General Introduction

Some time ago, RailNetEurope and Forum Train Europe joined forces to start an ambitious project – the Redesign of the International Timetabling Process (TTR). But what is TTR?

Simply put, TTR is the project to simplify, unify, and solidify improvements to the European rail timetabling system to significantly increase the competitiveness of railways. A systematic redesign of timetabling processes is needed as they differ considerably across European countries, which makes international cooperation difficult. Cross-border traffic is as important as ever for the rail sector, but the current system is leading to unnecessary delays due to poorly coordinated construction works and timetable clashes. In addition, the capacity products currently provided by the infrastructure managers do not serve all market needs.

To remedy this unsatisfactory situation, both RailNetEurope (RNE) and Forum Train Europe (FTE) agreed that changes to these procedures are needed and launched the TTR project.
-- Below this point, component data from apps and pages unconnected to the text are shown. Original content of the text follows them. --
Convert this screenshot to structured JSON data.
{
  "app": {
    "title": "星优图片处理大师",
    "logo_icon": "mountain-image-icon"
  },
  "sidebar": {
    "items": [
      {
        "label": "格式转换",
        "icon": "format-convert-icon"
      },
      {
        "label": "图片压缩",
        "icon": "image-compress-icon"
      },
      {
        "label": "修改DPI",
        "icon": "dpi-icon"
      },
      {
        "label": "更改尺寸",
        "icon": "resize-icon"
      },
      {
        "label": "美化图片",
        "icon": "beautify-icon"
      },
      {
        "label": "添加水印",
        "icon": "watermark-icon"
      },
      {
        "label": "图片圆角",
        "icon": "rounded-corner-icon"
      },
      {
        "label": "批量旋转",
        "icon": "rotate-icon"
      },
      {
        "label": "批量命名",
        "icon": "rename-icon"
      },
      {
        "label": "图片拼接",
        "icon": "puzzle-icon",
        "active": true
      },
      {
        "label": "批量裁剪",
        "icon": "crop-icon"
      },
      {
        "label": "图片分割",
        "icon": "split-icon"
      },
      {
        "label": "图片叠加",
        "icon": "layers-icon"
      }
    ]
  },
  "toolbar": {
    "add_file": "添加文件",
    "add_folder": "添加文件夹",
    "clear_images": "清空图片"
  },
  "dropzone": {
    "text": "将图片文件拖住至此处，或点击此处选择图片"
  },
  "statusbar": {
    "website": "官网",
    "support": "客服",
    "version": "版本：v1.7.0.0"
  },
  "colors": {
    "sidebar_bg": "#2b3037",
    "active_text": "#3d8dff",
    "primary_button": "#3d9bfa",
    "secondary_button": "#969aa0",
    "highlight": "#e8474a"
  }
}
They are being supported by the European Rail Freight Association (ERFA).


Concept Based on Market Needs

The TTR project has a clear focus on providing substantial value to all involved parties, and the TTR project team was therefore set up by inviting railway undertakings (RUs), infrastructure managers and allocation bodies (IMs/ABs) and supporting companies to nominate market specialists as well as experts from the fields of timetabling, construction works, IT and legal matters. The newly set up team then started conceptualising the redesign of the timetabling process by asking the market to spell out its needs.

The market needs were found to be:

  • Flexibility, especially in the freight sector
  • Possibility for earlier commercial use of paths, e.g. earlier ticket sales
  • Reduction in load peaks and redundant work
  • Higher stability and quality of timetables

Based on this feedback, IMs/ABs and RUs then started to define possible approaches for a new process.  After several years of planning, the innovative and market-oriented redesigned timetabling process finally took shape.

TTR Vision
Implementation of the TTR process started after its approval by RNE and FTE in 2017, with a clear vision:

  • Clear focus on freight and passenger market needs with optimised request deadlines
  • Improved reliability, consistency and stability planning and execution of temporary capacity restrictions (TCRs)
  • Binding implementation and application of the redesigned timetabling process (TTR)
  • Increased efficiency (capacities, resources, IT) in order to avoid duplication of work and planning efforts
  • Optimised use of existing infrastructure capacity

TTR Benefits Demonstrated
A business case based on the TTR project results demonstrated that a most positive effect on the European railway sector is to be expected, namely:

  • Optimised usage of available infrastructure (increased capacity/quality) and consequently a higher market share of railway transport in the modal split
  • Increased efficiency of IMs/ABs and applicants when planning and allocating capacity while minimising the occurrence of redundant work steps

These improvements will translate into considerable financial benefits for the sector.

To further develop and improve the TTR process, innovative elements are being tested through several initiatives:

  • Pilot lines on Rail Freight Corridors have been established (Mannheim-Miranda de Ebro, Antwerp-Rotterdam, Munich-Verona),
  • a network pilot on ÖBB INFRA’s core network is scheduled for timetable 2021,
  • and some IMs/ABs have also started testing individual components of TTR.

In parallel, a project with the goal of full TTR rollout has been launched. Considering all expected benefits and seeing some achievements already in the pilots, the TTR team aims for a full rollout of the TTR process by the end of 2024.

[Translate to Englisch:] Organisation and Contacts

TTR is organised as a programme, steered by RNE and FTE, and supported by the ERFA. The programme is governed by the TTR Steering Committee and managed by the Programme Management Office.

To effectively work on the various subjects, several TTR projects, sub-projects and task forces have been established. Within these frameworks, experts discuss challenges and propose approaches to solutions:

  • TTR Commercial Conditions project
    Responsible for defining the commercial conditions needed to effectively steer the TTR process
  • TTR IT Landscape project
    Responsible for defining and implementing all IT systems required by TTR
  • TTR Pilots project
    In this project, the testing of TTR components on pilot lines and networks is being coordinated. Conclusions from these tests will serve as the baseline for further development and improvement of TTR components. Three pilot lines have been launched to test TTR on international lines:

    • Antwerp-Rotterdam
    • Mannheim-Miranda de Ebro
    • Munich-Verona

In addition, a network pilot project on ÖBB INFRA has been launched. The TTR pilots are supported by the task force ‘Pilot IT’, which is an integral part of the TTR IT Landscape project.

  • TTR Implementation project
    To fully implement TTR at European and national level, a new implementation project has been launched, in which all other projects (e.g. national TTR projects) are coordinated.
  • Task Force ‘TTR Legal Framework’
    To establish TTR, the right legal framework must be in place. The task force ‘TTR Legal Framework’ analyses all TTR components from a legal perspective, detects pressure points in the legal framework and provides options for the implementation of TTR.

Compact information on TTR is also available for download in the form of slides:


Overview of Members